Constitution Thursday – Excessive Fines & Civil Forfeiture
“nor excessive fines imposed…” – 8th Amendment
A professional musician travelling with $91,000 in cash he was going to use to buy a recording studio is stopped in Wyoming for a seat belt violation. The Police take the money, and claim that they have a right to it.
in Indiana, what happens when a young man sells four grams of heroin to an undercover cop? Obviously, he gets busted, does a year on house arrest and pays a fine. Then he decided to get his life back together and heads out to find a new job.
The cops weren’t done. They used Civil Forfeiture laws to seize his car, valued at $40,000. Don’t read too much into that value, there is a valid reason that he had the money to buy it in the first place.
He sued, and the lower State Court held that he should get his car back. After all, it was only 4 ounces of heroin. The Law enforcement agencies appealed it to the State Supreme Court.
The highest Court in Indiana, along with Mississippi, Michigan and Montana proclaimed that the 8th Amendments prohibition against excessive fines “does not apply” to it.

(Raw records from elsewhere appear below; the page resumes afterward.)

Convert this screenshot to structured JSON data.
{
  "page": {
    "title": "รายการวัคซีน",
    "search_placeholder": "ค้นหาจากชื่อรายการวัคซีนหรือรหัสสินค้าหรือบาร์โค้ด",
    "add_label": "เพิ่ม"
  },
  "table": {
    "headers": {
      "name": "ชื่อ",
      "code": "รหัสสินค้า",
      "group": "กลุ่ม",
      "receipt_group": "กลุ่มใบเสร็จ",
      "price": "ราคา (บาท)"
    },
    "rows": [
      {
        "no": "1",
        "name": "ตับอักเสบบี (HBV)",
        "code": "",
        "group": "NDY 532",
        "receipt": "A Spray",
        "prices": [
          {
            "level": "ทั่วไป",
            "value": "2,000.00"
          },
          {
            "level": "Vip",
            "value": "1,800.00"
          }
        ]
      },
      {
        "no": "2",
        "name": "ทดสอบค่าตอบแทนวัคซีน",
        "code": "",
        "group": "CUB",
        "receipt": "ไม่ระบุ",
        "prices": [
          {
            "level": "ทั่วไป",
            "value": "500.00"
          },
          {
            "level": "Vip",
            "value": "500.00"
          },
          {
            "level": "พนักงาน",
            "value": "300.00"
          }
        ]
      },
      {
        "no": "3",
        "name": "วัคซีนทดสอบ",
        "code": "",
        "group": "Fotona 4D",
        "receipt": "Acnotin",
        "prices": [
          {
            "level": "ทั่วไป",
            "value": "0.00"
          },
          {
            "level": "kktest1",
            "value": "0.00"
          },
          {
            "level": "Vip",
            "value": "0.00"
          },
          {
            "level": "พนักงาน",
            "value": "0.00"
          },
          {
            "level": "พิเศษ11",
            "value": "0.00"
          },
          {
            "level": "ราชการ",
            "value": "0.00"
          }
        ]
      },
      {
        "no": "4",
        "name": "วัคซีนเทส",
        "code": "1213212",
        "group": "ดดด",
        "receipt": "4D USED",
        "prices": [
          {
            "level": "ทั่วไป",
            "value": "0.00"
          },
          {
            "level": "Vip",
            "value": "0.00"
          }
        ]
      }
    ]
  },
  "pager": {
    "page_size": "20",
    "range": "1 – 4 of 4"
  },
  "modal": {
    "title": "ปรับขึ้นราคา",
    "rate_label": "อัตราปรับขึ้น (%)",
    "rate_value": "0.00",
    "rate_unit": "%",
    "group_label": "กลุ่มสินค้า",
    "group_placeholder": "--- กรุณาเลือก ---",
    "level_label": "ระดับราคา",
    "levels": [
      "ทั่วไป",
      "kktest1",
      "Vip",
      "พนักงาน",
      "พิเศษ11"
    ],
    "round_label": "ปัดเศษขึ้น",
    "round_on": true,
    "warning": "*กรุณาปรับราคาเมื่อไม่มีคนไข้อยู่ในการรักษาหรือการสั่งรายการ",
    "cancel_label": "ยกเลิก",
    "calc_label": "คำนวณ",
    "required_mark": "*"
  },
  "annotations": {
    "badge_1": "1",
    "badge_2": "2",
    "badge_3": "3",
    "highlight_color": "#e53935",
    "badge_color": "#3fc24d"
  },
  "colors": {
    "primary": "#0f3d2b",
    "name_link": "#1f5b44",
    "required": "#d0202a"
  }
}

And so… we’re off and running to ask the Supreme Court one question: does the 8th Amendment prohibition against excessive fines apply to the States?